PW, I stand in awe of you. Accounting isn’t a strong suite but now I actually grok the concept. Thank you, sir.

Now if I could just find a silent partner…….


Thanks for all of your articles PW!

david p canada
david p canada

Good piece, Pocketwatch.

Mind you, with all the talk of PL statements, asset accumulation and depreciation, general accounting rules, etc., my eyes went blurry and I had to lie down for a bit.

Fortunately, I can afford to hire the experts, at least until now (as a farmer, nothing is guaranteed).

Keep it up, my friend!

faux mccoy

wow!!! look, those numbers match on the balance sheet 😉

oh, now let’s have some real fun by explaining the negative asset of depreciation! (i felt like a success when i could do this almost as much as i when could explain baseball’s ‘in field fly rule’)

something that may or may not help in this discussion is explaining how these concepts would apply to the average citizen who might use quicken or the like to track personal finances. the chart of accounts is basically the same as ‘categories’ as used by quicken etc., but it is usually numerically coded in a series which aids the bookkeeper, the accountant and business manager to code each and every transaction to conform to the format of the P&L/Balance sheet.
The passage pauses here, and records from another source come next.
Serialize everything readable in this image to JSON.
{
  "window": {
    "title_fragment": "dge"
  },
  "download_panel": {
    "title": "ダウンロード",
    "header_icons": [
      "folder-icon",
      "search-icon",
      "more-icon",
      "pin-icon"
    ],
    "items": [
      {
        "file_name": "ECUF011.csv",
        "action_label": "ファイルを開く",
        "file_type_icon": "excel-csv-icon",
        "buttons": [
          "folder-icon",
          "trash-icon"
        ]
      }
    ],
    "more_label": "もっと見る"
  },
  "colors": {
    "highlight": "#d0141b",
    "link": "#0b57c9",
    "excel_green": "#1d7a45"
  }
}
again, i’m still digging on your articles.

faux mccoy

p.s. – i noted you provided your email – i hope you do not mind an extra-curricular conversation?